    It has been a source of great fun and has brought us even closer together as we have laughed, cried (with laughter) and started to build exciting plans for our future over the past two weeks. It has also made me realize how truly blessed I am to have such wonderful and vivacious friends – friends that have inspired and sustained me as I have grown up. My mum told me when I was on the cusp of adulthood that she had always felt reassured by how mature, headstrong and resilient my friends were, and by how we seemed to fuel each other. We all have a lot to be proud of; we’ve each made lives for ourselves using the materials that we’ve had at hand, we’ve struggled through difficult situations and have all experienced grief, love and happiness. Above all, we’ve made some incredible memories – memories that beat any ephemeral mementos – and we’ve made them together and apart. We’ve been able to harness the support of each other throughout all of this and we’ve come so far as to make our primary ‘list’ virtually redundant.
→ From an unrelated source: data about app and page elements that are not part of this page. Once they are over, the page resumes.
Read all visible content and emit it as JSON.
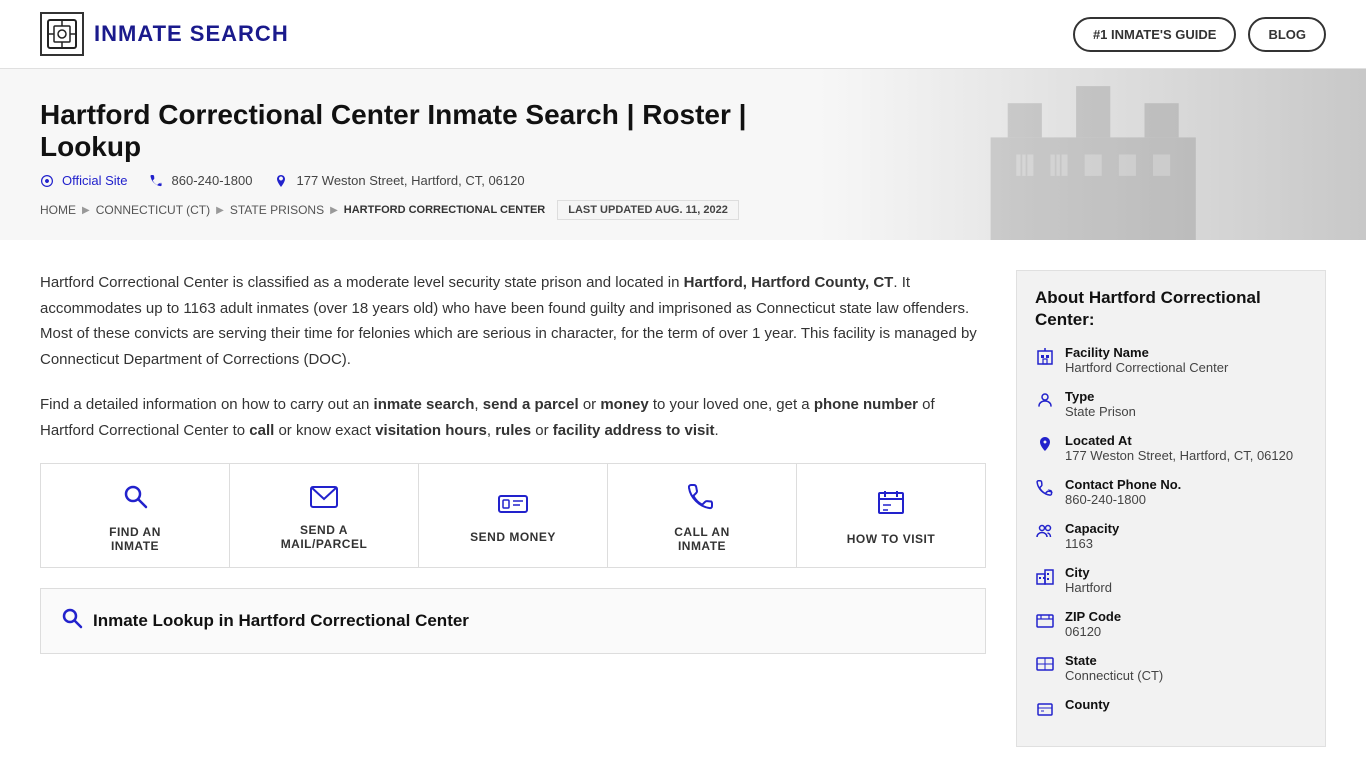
{
  "header": {
    "logo_text": "INMATE SEARCH",
    "logo_icon": "🏛",
    "nav_buttons": [
      {
        "label": "#1 INMATE'S GUIDE",
        "id": "inmates-guide"
      },
      {
        "label": "BLOG",
        "id": "blog"
      }
    ]
  },
  "hero": {
    "title": "Hartford Correctional Center Inmate Search | Roster | Lookup",
    "meta": {
      "official_site_label": "Official Site",
      "phone": "860-240-1800",
      "address": "177 Weston Street, Hartford, CT, 06120"
    },
    "breadcrumb": [
      {
        "label": "HOME",
        "href": "#"
      },
      {
        "label": "CONNECTICUT (CT)",
        "href": "#"
      },
      {
        "label": "STATE PRISONS",
        "href": "#"
      },
      {
        "label": "HARTFORD CORRECTIONAL CENTER",
        "href": "#"
      }
    ],
    "last_updated": "LAST UPDATED AUG. 11, 2022"
  },
  "body": {
    "paragraph1": "Hartford Correctional Center is classified as a moderate level security state prison and located in Hartford, Hartford County, CT. It accommodates up to 1163 adult inmates (over 18 years old) who have been found guilty and imprisoned as Connecticut state law offenders. Most of these convicts are serving their time for felonies which are serious in character, for the term of over 1 year. This facility is managed by Connecticut Department of Corrections (DOC).",
    "paragraph1_bold": [
      "Hartford, Hartford County, CT"
    ],
    "paragraph2_prefix": "Find a detailed information on how to carry out an ",
    "paragraph2_bold1": "inmate search",
    "paragraph2_mid1": ", ",
    "paragraph2_bold2": "send a parcel",
    "paragraph2_mid2": " or ",
    "paragraph2_bold3": "money",
    "paragraph2_mid3": " to your loved one, get a ",
    "paragraph2_bold4": "phone number",
    "paragraph2_mid4": " of Hartford Correctional Center to ",
    "paragraph2_bold5": "call",
    "paragraph2_mid5": " or know exact ",
    "paragraph2_bold6": "visitation hours",
    "paragraph2_mid6": ", ",
    "paragraph2_bold7": "rules",
    "paragraph2_mid7": " or ",
    "paragraph2_bold8": "facility address to visit",
    "paragraph2_suffix": "."
  },
  "action_cards": [
    {
      "icon": "🔍",
      "label": "FIND AN\nINMATE",
      "id": "find-an-inmate"
    },
    {
      "icon": "✉",
      "label": "SEND A\nMAIL/PARCEL",
      "id": "send-mail"
    },
    {
      "icon": "💳",
      "label": "SEND MONEY",
      "id": "send-money"
    },
    {
      "icon": "📞",
      "label": "CALL AN\nINMATE",
      "id": "call-an-inmate"
    },
    {
      "icon": "📋",
      "label": "HOW TO VISIT",
      "id": "how-to-visit"
    }
  ],
  "lookup_section": {
    "heading": "Inmate Lookup in Hartford Correctional Center"
  },
  "sidebar": {
    "heading": "About Hartford Correctional Center:",
    "rows": [
      {
        "icon": "🏢",
        "label": "Facility Name",
        "value": "Hartford Correctional Center",
        "id": "facility-name"
      },
      {
        "icon": "👤",
        "label": "Type",
        "value": "State Prison",
        "id": "type"
      },
      {
        "icon": "📍",
        "label": "Located At",
        "value": "177 Weston Street, Hartford, CT, 06120",
        "id": "located-at"
      },
      {
        "icon": "📞",
        "label": "Contact Phone No.",
        "value": "860-240-1800",
        "id": "contact-phone"
      },
      {
        "icon": "👥",
        "label": "Capacity",
        "value": "1163",
        "id": "capacity"
      },
      {
        "icon": "🏙",
        "label": "City",
        "value": "Hartford",
        "id": "city"
      },
      {
        "icon": "✉",
        "label": "ZIP Code",
        "value": "06120",
        "id": "zip-code"
      },
      {
        "icon": "🗺",
        "label": "State",
        "value": "Connecticut (CT)",
        "id": "state"
      },
      {
        "icon": "🏛",
        "label": "County",
        "value": "",
        "id": "county"
      }
    ]
  }
}
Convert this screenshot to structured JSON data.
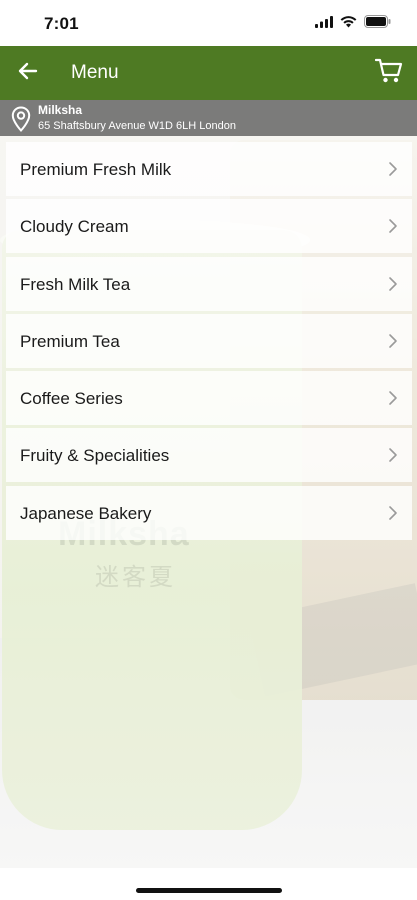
{
  "status_bar": {
    "time": "7:01",
    "icons": [
      "signal-icon",
      "wifi-icon",
      "battery-icon"
    ]
  },
  "nav": {
    "title": "Menu",
    "back_icon": "back-arrow-icon",
    "cart_icon": "cart-icon",
    "color": "#4e7a23"
  },
  "location": {
    "name": "Milksha",
    "address": "65 Shaftsbury Avenue W1D 6LH London",
    "icon": "location-pin-icon"
  },
  "background_photo": {
    "logo_text": "Milksha",
    "logo_text_cn": "迷客夏"
  },
  "menu": {
    "items": [
      {
        "label": "Premium Fresh Milk"
      },
      {
        "label": "Cloudy Cream"
      },
      {
        "label": "Fresh Milk Tea"
      },
      {
        "label": "Premium Tea"
      },
      {
        "label": "Coffee Series"
      },
      {
        "label": "Fruity & Specialities"
      },
      {
        "label": "Japanese Bakery"
      }
    ]
  }
}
    As the first week drew to a close, the girls had already completed their lists. I was sadly lagging. Of course, I had been tempted to fill my list with ludicrous and off the wall fantasies as I had the first time round, but this time I knew that I had to take it (semi) seriously. Usually so impetuous, and keen to get going on a project immediately (I wrote the first post for this blog several weeks before the blog was even up and running!), I came to appreciate the importance of taking my time and making a list that really expressed what I wanted to achieve in my life (and try to squeeze in before I hit the big three-zero.) After a few deletions, insertions and revisions, it’s finally complete, and I’m fairly happy with it. The list that you see here is only a sample of the full list – only my girls get to see the complete thirty – but I wanted to let you in on my plan:

    1) Run a marathon
    2) Work and live in America
    3) Go to Haiti
    4) Publish a book
    5) Have an amazing all-girls holiday
    6) Take part in a protest
    8) Sing live with my guitar
    9) Ride a motorbike
    11) Have a small home-run craft business
    12) Learn how to use a sewing machine and make my own clothes
    13) Buy myself an incredibly expensive designer dress
    17) Start writing a book about my life
    18) Learn to speak Italian
    20) Go to Thailand
    21) Spend Christmas serving food to the homeless
    22) Be able to bring all our families together in one place at Christmas
    23) See the sun rise and set again in a beautiful place
    25) Drink absinthe
    26) Organise a vintage party (and perhaps establish a regular event)
    27) Learn how to swing-jive with Julian
    28) Learn some practical skills (putting up shelves, sawing a plank of wood)
    29) Graduate as a doctor
    30) Get married in a magical and memorable place in the company of all my friends and family

    If we’re still here together, ‘on our feet’, by the time I’m 30, you can check in with me to see if I made it. It may be a little ambitious, but I’d like to think that I can. Come on, future; show me what you’ve got! (I dare you…)